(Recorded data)

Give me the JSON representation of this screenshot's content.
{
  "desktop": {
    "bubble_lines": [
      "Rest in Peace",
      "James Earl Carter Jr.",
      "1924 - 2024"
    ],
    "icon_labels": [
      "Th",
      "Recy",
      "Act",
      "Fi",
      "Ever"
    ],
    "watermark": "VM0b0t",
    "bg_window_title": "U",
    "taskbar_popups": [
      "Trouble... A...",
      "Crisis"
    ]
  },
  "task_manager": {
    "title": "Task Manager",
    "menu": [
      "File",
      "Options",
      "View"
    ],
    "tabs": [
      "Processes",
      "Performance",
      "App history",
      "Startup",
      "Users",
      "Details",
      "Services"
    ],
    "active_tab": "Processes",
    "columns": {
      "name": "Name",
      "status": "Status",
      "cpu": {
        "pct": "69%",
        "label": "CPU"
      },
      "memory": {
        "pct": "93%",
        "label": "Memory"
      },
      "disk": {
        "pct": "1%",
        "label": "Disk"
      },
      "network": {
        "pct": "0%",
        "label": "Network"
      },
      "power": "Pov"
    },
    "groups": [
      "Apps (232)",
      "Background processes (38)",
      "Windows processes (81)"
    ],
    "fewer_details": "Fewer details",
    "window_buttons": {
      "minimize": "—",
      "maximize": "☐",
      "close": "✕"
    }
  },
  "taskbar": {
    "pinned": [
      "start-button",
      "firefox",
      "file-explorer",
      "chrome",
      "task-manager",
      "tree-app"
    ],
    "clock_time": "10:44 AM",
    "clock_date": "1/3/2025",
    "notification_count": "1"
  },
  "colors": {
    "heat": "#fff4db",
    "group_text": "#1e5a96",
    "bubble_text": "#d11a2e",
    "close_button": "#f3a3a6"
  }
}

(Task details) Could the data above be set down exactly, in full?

(Worked solution)
Give me the JSON representation of this screenshot's content.
{
  "desktop": {
    "bubble_lines": [
      "Rest in Peace",
      "James Earl Carter Jr.",
      "1924 - 2024"
    ],
    "icon_labels": [
      "Th",
      "Recy",
      "Act",
      "Fi",
      "Ever"
    ],
    "watermark": "VM0b0t",
    "bg_window_title": "U",
    "taskbar_popups": [
      "Trouble... A...",
      "Crisis"
    ]
  },
  "task_manager": {
    "title": "Task Manager",
    "menu": [
      "File",
      "Options",
      "View"
    ],
    "tabs": [
      "Processes",
      "Performance",
      "App history",
      "Startup",
      "Users",
      "Details",
      "Services"
    ],
    "active_tab": "Processes",
    "columns": {
      "name": "Name",
      "status": "Status",
      "cpu": {
        "pct": "69%",
        "label": "CPU"
      },
      "memory": {
        "pct": "93%",
        "label": "Memory"
      },
      "disk": {
        "pct": "1%",
        "label": "Disk"
      },
      "network": {
        "pct": "0%",
        "label": "Network"
      },
      "power": "Pov"
    },
    "groups": [
      "Apps (232)",
      "Background processes (38)",
      "Windows processes (81)"
    ],
    "fewer_details": "Fewer details",
    "window_buttons": {
      "minimize": "—",
      "maximize": "☐",
      "close": "✕"
    }
  },
  "taskbar": {
    "pinned": [
      "start-button",
      "firefox",
      "file-explorer",
      "chrome",
      "task-manager",
      "tree-app"
    ],
    "clock_time": "10:44 AM",
    "clock_date": "1/3/2025",
    "notification_count": "1"
  },
  "colors": {
    "heat": "#fff4db",
    "group_text": "#1e5a96",
    "bubble_text": "#d11a2e",
    "close_button": "#f3a3a6"
  }
}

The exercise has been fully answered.